* _Data under study_:

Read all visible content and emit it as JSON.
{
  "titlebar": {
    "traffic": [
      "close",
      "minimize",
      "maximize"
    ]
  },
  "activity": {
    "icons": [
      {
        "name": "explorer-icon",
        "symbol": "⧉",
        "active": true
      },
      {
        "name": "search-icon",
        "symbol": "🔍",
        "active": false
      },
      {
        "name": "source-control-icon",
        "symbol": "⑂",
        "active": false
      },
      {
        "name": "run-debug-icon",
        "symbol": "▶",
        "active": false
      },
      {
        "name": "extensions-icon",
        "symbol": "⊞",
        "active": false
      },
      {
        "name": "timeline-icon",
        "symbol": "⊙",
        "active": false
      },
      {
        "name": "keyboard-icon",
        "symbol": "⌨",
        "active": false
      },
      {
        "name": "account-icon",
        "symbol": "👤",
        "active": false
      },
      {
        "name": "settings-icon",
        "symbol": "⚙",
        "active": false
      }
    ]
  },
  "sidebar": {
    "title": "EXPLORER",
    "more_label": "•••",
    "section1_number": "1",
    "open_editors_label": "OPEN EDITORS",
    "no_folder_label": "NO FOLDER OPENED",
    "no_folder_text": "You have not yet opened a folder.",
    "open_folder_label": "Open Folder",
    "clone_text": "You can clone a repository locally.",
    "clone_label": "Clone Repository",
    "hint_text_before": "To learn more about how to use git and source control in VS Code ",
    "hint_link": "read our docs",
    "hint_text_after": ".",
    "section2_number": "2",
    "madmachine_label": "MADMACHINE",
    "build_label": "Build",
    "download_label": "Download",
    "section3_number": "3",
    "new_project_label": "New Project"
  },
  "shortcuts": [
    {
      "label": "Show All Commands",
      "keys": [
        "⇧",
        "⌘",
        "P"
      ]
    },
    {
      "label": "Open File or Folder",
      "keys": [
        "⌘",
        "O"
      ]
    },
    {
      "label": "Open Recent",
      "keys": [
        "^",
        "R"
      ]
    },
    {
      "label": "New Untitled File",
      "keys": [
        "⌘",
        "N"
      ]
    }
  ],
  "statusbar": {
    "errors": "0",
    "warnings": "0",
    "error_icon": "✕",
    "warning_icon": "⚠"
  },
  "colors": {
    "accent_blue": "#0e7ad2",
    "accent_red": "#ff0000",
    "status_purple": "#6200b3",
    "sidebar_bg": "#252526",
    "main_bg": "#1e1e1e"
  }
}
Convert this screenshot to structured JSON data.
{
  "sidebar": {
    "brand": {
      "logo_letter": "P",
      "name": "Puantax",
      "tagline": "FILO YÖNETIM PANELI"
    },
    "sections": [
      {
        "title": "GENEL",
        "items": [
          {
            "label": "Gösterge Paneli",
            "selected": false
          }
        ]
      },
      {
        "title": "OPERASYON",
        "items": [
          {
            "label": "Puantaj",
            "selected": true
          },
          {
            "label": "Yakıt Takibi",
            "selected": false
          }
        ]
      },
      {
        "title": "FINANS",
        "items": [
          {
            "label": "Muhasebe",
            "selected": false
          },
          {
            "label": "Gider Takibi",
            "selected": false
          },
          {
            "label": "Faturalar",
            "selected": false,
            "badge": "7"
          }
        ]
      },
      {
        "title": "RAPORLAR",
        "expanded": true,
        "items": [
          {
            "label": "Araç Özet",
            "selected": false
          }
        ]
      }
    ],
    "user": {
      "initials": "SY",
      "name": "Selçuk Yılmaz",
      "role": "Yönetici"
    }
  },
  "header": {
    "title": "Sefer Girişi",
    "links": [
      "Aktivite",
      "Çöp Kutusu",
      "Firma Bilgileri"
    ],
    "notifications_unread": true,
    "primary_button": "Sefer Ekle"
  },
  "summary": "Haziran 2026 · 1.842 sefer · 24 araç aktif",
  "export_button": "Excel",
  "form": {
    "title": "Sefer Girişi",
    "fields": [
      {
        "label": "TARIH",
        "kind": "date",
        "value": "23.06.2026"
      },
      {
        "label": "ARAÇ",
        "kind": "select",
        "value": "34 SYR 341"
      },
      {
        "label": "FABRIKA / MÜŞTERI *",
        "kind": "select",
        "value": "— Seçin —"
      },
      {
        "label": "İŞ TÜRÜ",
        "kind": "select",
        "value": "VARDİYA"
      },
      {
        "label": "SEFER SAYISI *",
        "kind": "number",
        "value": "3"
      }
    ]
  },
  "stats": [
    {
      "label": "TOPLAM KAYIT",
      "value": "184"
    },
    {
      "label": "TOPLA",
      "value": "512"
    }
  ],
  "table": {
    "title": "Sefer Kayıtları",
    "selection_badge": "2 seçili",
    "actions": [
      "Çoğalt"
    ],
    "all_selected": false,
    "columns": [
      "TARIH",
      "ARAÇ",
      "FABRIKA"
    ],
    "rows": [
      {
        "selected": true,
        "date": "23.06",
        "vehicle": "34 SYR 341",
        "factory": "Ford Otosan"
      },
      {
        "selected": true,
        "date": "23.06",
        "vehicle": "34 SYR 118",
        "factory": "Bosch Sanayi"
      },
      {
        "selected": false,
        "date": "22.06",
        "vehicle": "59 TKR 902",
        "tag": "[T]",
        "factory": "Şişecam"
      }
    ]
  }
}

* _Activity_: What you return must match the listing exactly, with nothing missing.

* _Output_:
Read all visible content and emit it as JSON.
{
  "titlebar": {
    "traffic": [
      "close",
      "minimize",
      "maximize"
    ]
  },
  "activity": {
    "icons": [
      {
        "name": "explorer-icon",
        "symbol": "⧉",
        "active": true
      },
      {
        "name": "search-icon",
        "symbol": "🔍",
        "active": false
      },
      {
        "name": "source-control-icon",
        "symbol": "⑂",
        "active": false
      },
      {
        "name": "run-debug-icon",
        "symbol": "▶",
        "active": false
      },
      {
        "name": "extensions-icon",
        "symbol": "⊞",
        "active": false
      },
      {
        "name": "timeline-icon",
        "symbol": "⊙",
        "active": false
      },
      {
        "name": "keyboard-icon",
        "symbol": "⌨",
        "active": false
      },
      {
        "name": "account-icon",
        "symbol": "👤",
        "active": false
      },
      {
        "name": "settings-icon",
        "symbol": "⚙",
        "active": false
      }
    ]
  },
  "sidebar": {
    "title": "EXPLORER",
    "more_label": "•••",
    "section1_number": "1",
    "open_editors_label": "OPEN EDITORS",
    "no_folder_label": "NO FOLDER OPENED",
    "no_folder_text": "You have not yet opened a folder.",
    "open_folder_label": "Open Folder",
    "clone_text": "You can clone a repository locally.",
    "clone_label": "Clone Repository",
    "hint_text_before": "To learn more about how to use git and source control in VS Code ",
    "hint_link": "read our docs",
    "hint_text_after": ".",
    "section2_number": "2",
    "madmachine_label": "MADMACHINE",
    "build_label": "Build",
    "download_label": "Download",
    "section3_number": "3",
    "new_project_label": "New Project"
  },
  "shortcuts": [
    {
      "label": "Show All Commands",
      "keys": [
        "⇧",
        "⌘",
        "P"
      ]
    },
    {
      "label": "Open File or Folder",
      "keys": [
        "⌘",
        "O"
      ]
    },
    {
      "label": "Open Recent",
      "keys": [
        "^",
        "R"
      ]
    },
    {
      "label": "New Untitled File",
      "keys": [
        "⌘",
        "N"
      ]
    }
  ],
  "statusbar": {
    "errors": "0",
    "warnings": "0",
    "error_icon": "✕",
    "warning_icon": "⚠"
  },
  "colors": {
    "accent_blue": "#0e7ad2",
    "accent_red": "#ff0000",
    "status_purple": "#6200b3",
    "sidebar_bg": "#252526",
    "main_bg": "#1e1e1e"
  }
}
Convert this screenshot to structured JSON data.
{
  "sidebar": {
    "brand": {
      "logo_letter": "P",
      "name": "Puantax",
      "tagline": "FILO YÖNETIM PANELI"
    },
    "sections": [
      {
        "title": "GENEL",
        "items": [
          {
            "label": "Gösterge Paneli",
            "selected": false
          }
        ]
      },
      {
        "title": "OPERASYON",
        "items": [
          {
            "label": "Puantaj",
            "selected": true
          },
          {
            "label": "Yakıt Takibi",
            "selected": false
          }
        ]
      },
      {
        "title": "FINANS",
        "items": [
          {
            "label": "Muhasebe",
            "selected": false
          },
          {
            "label": "Gider Takibi",
            "selected": false
          },
          {
            "label": "Faturalar",
            "selected": false,
            "badge": "7"
          }
        ]
      },
      {
        "title": "RAPORLAR",
        "expanded": true,
        "items": [
          {
            "label": "Araç Özet",
            "selected": false
          }
        ]
      }
    ],
    "user": {
      "initials": "SY",
      "name": "Selçuk Yılmaz",
      "role": "Yönetici"
    }
  },
  "header": {
    "title": "Sefer Girişi",
    "links": [
      "Aktivite",
      "Çöp Kutusu",
      "Firma Bilgileri"
    ],
    "notifications_unread": true,
    "primary_button": "Sefer Ekle"
  },
  "summary": "Haziran 2026 · 1.842 sefer · 24 araç aktif",
  "export_button": "Excel",
  "form": {
    "title": "Sefer Girişi",
    "fields": [
      {
        "label": "TARIH",
        "kind": "date",
        "value": "23.06.2026"
      },
      {
        "label": "ARAÇ",
        "kind": "select",
        "value": "34 SYR 341"
      },
      {
        "label": "FABRIKA / MÜŞTERI *",
        "kind": "select",
        "value": "— Seçin —"
      },
      {
        "label": "İŞ TÜRÜ",
        "kind": "select",
        "value": "VARDİYA"
      },
      {
        "label": "SEFER SAYISI *",
        "kind": "number",
        "value": "3"
      }
    ]
  },
  "stats": [
    {
      "label": "TOPLAM KAYIT",
      "value": "184"
    },
    {
      "label": "TOPLA",
      "value": "512"
    }
  ],
  "table": {
    "title": "Sefer Kayıtları",
    "selection_badge": "2 seçili",
    "actions": [
      "Çoğalt"
    ],
    "all_selected": false,
    "columns": [
      "TARIH",
      "ARAÇ",
      "FABRIKA"
    ],
    "rows": [
      {
        "selected": true,
        "date": "23.06",
        "vehicle": "34 SYR 341",
        "factory": "Ford Otosan"
      },
      {
        "selected": true,
        "date": "23.06",
        "vehicle": "34 SYR 118",
        "factory": "Bosch Sanayi"
      },
      {
        "selected": false,
        "date": "22.06",
        "vehicle": "59 TKR 902",
        "tag": "[T]",
        "factory": "Şişecam"
      }
    ]
  }
}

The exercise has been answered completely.